To the same effect is Newman v. County Board of School Trustees (1974), 19 Ill. App.3d 584, and Board of Education v. Regional Board of School Trustees (1980), 86 Ill. App.3d 230, where the court affirmed the decision of the board allowing a detachment for reasons similar to those presented here. This court in Board of Education v. Regional Board of School Trustees (1980), 84 Ill. App.3d 501, recently upheld a detachment petition involving only one student where it appeared that there was no significant financial impact involved and the opportunities of the student in the district petitioned for were superior to those of the original school. Again, we emphasize, in that case there was more involved than the mere personal preference of the parents.
The Board raises a further objection that the proposed change would result in an irregularly shaped district and that portions of the Oregon district would no longer be compact and contiguous. A glance at the Ogle County School District map discloses that neither of the districts involved is either compact nor regular in its boundaries at the present time. Any further irregularity in boundaries does not seem to be a serious matter. The change would not, of course, render the annexing territory noncontiguous, and in view of the already existing irregularities we do not consider the proposed alteration of the shape of the districts resulting from the detachment to be a significant factor. We think there is more than the mere personal preferences of the parents involved in this case.
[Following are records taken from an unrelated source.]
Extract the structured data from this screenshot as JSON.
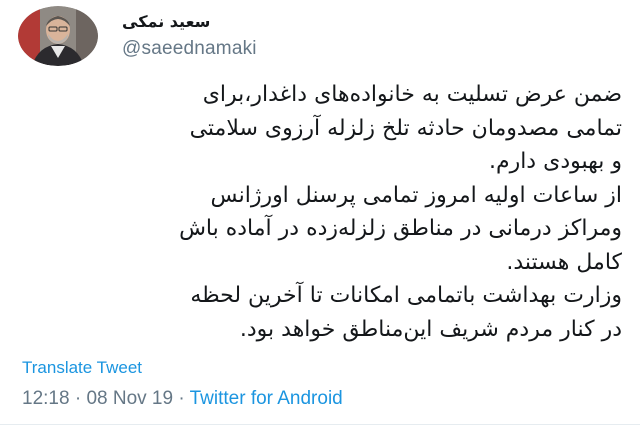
{
  "tweet": {
    "display_name": "سعید نمکی",
    "handle": "@saeednamaki",
    "body_lines": [
      "ضمن عرض تسلیت به خانواده‌های داغدار،برای",
      "تمامی مصدومان حادثه تلخ زلزله آرزوی سلامتی",
      "و بهبودی دارم.",
      "از ساعات اولیه امروز تمامی پرسنل اورژانس",
      "ومراکز درمانی در مناطق زلزله‌زده در آماده باش",
      "کامل هستند.",
      "وزارت بهداشت باتمامی امکانات تا آخرین لحظه",
      "در کنار مردم شریف این‌مناطق خواهد بود."
    ],
    "translate_label": "Translate Tweet",
    "time": "12:18",
    "separator_1": "·",
    "date": "08 Nov 19",
    "separator_2": "·",
    "source": "Twitter for Android"
  },
  "colors": {
    "link": "#1b95e0",
    "meta": "#657786",
    "text": "#14171a"
  },
  "icons": {
    "avatar": "profile-photo"
  }
}
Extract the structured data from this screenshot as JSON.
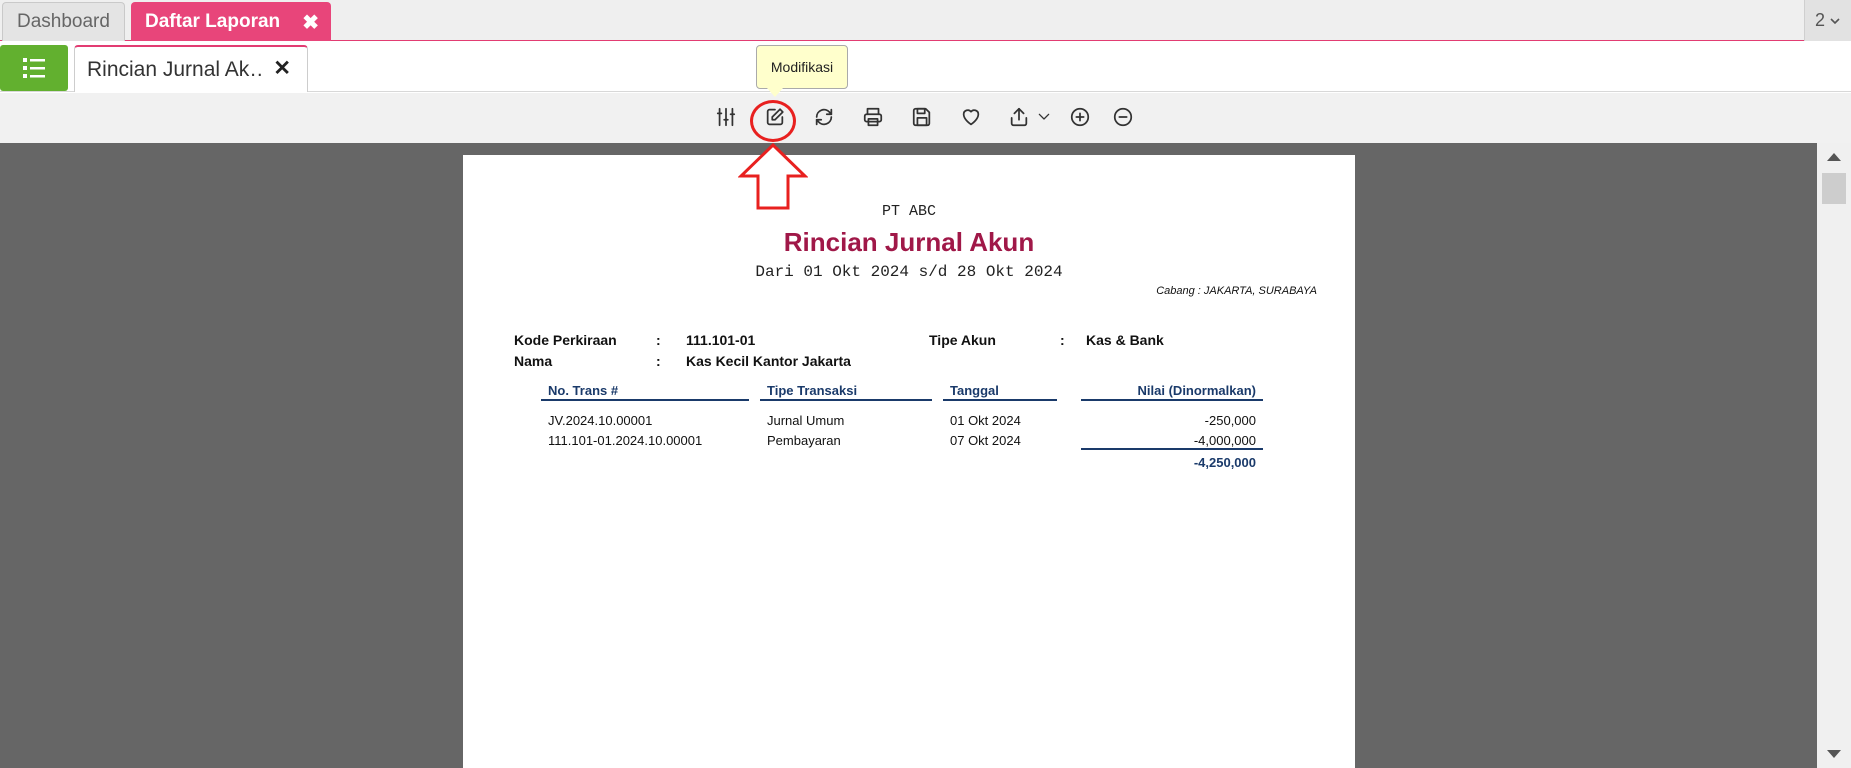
{
  "top_tabs": [
    {
      "label": "Dashboard",
      "active": false
    },
    {
      "label": "Daftar Laporan",
      "active": true
    }
  ],
  "tab_counter": "2",
  "document_tab": {
    "label": "Rincian Jurnal Ak…"
  },
  "tooltip": "Modifikasi",
  "toolbar_icons": [
    "sliders-icon",
    "edit-icon",
    "refresh-icon",
    "print-icon",
    "save-icon",
    "favorite-icon",
    "export-icon",
    "zoom-in-icon",
    "zoom-out-icon"
  ],
  "colors": {
    "accent": "#e8457a",
    "menu_green": "#62b02f",
    "title": "#a01848",
    "header": "#1a3a6a",
    "annotation": "#e8201f"
  },
  "report": {
    "company": "PT ABC",
    "title": "Rincian Jurnal Akun",
    "period": "Dari 01 Okt 2024 s/d 28 Okt 2024",
    "branch": "Cabang : JAKARTA, SURABAYA",
    "account_code_label": "Kode Perkiraan",
    "account_code": "111.101-01",
    "name_label": "Nama",
    "name": "Kas Kecil Kantor Jakarta",
    "account_type_label": "Tipe Akun",
    "account_type": "Kas & Bank",
    "separator": ":",
    "columns": [
      "No. Trans #",
      "Tipe Transaksi",
      "Tanggal",
      "Nilai (Dinormalkan)"
    ],
    "rows": [
      {
        "trans_no": "JV.2024.10.00001",
        "type": "Jurnal Umum",
        "date": "01 Okt 2024",
        "value": "-250,000"
      },
      {
        "trans_no": "111.101-01.2024.10.00001",
        "type": "Pembayaran",
        "date": "07 Okt 2024",
        "value": "-4,000,000"
      }
    ],
    "total": "-4,250,000"
  }
}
There was evidence of a positive advantage educationally for both students and parents resulting from the proposed change in school communities. Having reviewed the record in light of ...